### Action item
Please filter the data down to the lines that include the word "made" and copy them.

Dataset records:
=== Section Start ===

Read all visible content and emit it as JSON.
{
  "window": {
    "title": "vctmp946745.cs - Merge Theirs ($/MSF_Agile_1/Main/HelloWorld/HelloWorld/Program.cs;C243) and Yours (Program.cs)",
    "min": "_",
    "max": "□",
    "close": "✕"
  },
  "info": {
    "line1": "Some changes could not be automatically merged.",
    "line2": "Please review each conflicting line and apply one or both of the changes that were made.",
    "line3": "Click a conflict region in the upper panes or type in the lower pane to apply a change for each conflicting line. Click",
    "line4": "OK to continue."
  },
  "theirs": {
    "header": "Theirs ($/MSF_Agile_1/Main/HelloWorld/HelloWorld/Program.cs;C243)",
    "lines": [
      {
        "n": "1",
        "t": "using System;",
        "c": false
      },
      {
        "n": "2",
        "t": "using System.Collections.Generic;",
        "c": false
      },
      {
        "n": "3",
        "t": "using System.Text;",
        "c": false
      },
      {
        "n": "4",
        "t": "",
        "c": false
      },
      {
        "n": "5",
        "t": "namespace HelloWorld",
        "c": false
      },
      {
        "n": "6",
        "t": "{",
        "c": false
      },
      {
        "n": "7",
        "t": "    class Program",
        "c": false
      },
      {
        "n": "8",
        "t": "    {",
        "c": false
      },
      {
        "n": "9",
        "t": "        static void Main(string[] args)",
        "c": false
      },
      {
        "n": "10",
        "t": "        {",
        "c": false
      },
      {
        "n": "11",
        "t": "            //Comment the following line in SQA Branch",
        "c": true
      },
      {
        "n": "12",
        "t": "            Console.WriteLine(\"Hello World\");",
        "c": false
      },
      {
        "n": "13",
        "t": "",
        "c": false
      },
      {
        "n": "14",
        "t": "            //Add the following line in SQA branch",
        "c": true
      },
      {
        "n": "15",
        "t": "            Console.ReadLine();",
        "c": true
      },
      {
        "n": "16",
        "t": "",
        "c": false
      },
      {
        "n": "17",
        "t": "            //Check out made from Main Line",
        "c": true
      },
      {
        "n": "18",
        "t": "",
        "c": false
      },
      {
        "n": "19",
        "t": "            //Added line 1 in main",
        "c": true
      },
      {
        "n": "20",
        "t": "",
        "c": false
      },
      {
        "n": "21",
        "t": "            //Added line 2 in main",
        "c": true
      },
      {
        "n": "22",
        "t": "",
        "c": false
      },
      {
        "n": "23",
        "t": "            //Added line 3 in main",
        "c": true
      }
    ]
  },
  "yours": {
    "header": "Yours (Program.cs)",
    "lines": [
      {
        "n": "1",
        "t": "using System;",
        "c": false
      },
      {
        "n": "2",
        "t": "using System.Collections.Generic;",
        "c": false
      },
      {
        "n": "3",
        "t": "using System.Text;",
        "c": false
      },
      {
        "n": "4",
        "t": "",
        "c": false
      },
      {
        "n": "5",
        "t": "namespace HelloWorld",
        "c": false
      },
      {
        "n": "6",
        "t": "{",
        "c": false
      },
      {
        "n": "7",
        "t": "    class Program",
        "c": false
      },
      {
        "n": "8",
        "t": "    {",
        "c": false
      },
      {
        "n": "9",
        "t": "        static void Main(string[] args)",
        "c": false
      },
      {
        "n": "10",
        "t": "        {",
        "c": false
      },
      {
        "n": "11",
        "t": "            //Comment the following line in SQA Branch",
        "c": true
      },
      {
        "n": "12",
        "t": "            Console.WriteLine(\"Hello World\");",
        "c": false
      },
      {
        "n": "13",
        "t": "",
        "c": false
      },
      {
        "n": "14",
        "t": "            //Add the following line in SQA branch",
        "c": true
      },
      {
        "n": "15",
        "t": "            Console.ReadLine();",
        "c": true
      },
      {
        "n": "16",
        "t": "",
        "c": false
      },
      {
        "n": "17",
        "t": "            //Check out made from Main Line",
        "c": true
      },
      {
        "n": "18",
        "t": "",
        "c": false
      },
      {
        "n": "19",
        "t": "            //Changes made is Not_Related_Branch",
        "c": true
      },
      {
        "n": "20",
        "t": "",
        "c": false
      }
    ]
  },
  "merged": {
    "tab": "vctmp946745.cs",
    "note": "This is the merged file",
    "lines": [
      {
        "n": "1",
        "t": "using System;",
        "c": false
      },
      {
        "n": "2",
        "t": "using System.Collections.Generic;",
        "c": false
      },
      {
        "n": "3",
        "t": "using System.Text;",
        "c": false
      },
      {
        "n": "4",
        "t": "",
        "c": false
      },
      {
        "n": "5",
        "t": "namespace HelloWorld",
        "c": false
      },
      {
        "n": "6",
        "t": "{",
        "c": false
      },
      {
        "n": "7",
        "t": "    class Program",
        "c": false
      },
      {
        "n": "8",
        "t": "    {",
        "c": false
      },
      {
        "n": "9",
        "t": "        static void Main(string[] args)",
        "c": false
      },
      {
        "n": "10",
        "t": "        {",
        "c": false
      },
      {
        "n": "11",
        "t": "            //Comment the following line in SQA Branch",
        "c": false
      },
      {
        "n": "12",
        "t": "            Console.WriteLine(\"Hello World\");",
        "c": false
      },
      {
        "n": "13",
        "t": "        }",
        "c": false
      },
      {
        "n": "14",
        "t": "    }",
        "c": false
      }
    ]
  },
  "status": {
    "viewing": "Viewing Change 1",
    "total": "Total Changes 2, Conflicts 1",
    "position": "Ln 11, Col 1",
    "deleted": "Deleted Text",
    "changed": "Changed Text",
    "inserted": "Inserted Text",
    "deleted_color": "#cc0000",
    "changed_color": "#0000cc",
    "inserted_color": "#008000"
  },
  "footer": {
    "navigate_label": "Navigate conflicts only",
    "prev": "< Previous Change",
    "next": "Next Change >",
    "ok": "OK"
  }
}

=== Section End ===

### Answer box
    "line2": "Please review each conflicting line and apply one or both of the changes that were made.",
        "t": "            //Check out made from Main Line",
        "t": "            //Check out made from Main Line",
        "t": "            //Changes made is Not_Related_Branch",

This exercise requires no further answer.